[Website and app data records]

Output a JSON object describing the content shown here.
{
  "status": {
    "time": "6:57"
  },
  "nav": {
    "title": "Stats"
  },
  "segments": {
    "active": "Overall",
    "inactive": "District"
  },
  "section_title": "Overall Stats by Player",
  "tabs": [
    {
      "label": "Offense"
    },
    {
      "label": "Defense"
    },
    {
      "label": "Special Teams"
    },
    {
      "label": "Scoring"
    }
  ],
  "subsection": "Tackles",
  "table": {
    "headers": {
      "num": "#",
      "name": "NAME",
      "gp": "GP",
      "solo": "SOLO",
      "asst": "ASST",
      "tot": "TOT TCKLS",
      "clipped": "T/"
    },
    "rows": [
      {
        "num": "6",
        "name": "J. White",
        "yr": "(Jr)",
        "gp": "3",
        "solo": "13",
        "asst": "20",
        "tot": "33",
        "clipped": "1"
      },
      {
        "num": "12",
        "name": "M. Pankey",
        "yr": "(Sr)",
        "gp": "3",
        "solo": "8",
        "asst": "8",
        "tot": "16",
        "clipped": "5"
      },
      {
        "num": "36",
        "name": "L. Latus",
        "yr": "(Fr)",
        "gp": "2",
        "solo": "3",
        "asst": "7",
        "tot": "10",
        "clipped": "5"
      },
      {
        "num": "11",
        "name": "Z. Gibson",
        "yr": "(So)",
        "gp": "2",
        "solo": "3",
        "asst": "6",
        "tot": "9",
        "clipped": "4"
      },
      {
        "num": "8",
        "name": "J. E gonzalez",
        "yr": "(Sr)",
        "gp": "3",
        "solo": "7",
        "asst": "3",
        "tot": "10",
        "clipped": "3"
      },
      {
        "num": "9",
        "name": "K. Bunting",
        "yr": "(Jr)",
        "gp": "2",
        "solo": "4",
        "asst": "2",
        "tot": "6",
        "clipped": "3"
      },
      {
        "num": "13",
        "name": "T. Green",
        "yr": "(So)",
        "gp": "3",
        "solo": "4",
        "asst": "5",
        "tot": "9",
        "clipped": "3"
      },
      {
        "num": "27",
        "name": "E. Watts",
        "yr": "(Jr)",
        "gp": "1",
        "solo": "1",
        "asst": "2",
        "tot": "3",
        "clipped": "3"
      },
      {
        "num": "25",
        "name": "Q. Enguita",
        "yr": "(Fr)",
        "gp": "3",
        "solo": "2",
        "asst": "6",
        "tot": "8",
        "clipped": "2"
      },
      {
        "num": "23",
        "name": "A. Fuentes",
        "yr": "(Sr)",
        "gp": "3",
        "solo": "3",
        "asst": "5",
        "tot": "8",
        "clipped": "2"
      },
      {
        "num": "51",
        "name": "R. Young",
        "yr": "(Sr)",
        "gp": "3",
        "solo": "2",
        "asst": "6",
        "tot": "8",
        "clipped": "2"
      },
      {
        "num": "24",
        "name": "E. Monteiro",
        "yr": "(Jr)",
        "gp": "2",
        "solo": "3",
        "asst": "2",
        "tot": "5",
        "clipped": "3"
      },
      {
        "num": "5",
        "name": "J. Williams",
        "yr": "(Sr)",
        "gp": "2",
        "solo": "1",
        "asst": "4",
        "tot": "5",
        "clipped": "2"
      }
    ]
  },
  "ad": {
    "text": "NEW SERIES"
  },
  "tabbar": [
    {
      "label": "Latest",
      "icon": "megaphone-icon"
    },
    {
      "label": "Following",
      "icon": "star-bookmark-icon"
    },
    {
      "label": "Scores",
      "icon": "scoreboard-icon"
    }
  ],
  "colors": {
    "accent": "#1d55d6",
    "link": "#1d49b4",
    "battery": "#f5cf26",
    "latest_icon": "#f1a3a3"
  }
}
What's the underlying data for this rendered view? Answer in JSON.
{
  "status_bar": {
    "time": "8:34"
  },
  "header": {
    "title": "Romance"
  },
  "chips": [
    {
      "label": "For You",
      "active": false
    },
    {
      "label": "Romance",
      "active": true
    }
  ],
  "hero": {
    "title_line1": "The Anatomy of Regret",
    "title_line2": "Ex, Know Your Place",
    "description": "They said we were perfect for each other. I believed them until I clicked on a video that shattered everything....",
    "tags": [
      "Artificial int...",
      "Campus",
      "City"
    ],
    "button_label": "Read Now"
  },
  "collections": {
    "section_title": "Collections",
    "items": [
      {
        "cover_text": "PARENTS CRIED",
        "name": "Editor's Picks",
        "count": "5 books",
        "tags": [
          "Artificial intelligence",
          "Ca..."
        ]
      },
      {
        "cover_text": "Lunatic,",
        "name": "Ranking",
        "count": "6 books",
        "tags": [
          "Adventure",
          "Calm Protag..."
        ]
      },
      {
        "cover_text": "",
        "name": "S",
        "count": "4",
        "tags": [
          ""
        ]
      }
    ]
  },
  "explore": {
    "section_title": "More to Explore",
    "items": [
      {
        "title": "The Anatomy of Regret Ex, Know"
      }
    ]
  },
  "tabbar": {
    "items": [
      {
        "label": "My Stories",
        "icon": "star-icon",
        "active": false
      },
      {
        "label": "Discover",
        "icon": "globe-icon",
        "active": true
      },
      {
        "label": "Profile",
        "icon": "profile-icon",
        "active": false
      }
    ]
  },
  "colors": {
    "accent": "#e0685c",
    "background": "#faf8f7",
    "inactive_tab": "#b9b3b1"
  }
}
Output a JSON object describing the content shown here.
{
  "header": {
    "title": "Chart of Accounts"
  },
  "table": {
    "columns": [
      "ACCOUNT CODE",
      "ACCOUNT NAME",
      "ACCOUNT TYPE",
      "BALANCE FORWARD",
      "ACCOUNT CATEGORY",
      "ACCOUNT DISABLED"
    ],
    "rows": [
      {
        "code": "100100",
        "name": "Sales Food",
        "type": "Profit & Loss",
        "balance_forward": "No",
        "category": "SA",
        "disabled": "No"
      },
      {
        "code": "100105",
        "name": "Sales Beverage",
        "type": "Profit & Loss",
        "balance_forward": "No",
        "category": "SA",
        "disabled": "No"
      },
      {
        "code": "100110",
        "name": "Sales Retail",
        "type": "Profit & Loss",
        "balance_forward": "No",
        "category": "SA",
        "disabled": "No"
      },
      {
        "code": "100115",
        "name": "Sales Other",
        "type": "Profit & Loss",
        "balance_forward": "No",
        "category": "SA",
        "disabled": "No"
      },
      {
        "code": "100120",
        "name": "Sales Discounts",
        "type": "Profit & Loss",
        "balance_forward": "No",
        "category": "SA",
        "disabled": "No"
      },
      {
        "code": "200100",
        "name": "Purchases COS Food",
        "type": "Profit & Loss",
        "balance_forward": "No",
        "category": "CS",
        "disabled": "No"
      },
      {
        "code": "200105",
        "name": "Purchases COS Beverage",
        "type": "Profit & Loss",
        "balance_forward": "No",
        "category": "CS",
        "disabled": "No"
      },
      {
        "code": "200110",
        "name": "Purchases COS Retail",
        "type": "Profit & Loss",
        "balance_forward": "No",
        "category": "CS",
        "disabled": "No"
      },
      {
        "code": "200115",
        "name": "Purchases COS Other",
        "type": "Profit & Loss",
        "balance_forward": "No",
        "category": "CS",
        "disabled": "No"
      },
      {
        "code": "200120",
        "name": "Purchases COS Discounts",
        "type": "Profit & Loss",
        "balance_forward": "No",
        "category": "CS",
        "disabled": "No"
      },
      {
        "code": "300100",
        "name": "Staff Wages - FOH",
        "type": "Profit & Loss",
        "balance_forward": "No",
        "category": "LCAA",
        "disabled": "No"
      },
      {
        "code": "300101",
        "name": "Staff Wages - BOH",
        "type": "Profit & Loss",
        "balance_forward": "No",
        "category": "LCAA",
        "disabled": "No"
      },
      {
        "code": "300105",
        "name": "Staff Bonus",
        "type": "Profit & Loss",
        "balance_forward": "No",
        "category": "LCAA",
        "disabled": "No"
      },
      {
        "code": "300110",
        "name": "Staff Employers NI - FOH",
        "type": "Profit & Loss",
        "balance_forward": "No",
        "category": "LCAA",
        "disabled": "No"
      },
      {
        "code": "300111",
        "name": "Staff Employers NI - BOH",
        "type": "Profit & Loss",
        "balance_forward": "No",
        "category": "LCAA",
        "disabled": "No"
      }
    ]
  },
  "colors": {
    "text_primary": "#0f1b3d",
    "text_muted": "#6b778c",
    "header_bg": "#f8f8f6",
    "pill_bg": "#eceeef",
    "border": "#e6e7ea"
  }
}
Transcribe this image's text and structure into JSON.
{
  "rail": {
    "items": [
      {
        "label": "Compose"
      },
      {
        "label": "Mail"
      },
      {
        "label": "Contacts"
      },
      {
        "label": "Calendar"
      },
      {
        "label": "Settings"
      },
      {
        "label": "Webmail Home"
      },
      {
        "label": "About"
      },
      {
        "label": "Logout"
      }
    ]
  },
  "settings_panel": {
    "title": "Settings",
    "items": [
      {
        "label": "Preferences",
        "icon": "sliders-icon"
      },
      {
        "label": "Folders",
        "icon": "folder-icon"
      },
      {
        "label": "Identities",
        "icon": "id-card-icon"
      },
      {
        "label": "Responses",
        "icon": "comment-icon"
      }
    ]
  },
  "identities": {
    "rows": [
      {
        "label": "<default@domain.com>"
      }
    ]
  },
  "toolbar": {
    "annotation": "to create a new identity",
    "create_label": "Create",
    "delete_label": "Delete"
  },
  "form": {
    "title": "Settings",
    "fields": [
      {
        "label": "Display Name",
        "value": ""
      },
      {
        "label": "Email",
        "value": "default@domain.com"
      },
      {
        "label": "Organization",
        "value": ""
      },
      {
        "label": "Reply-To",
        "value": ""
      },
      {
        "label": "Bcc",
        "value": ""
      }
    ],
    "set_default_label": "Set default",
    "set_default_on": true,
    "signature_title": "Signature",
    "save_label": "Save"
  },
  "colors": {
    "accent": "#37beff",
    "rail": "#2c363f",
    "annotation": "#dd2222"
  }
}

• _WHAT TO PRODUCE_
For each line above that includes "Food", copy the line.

• _RESPONSE AREA_
        "name": "Sales Food",
        "name": "Purchases COS Food",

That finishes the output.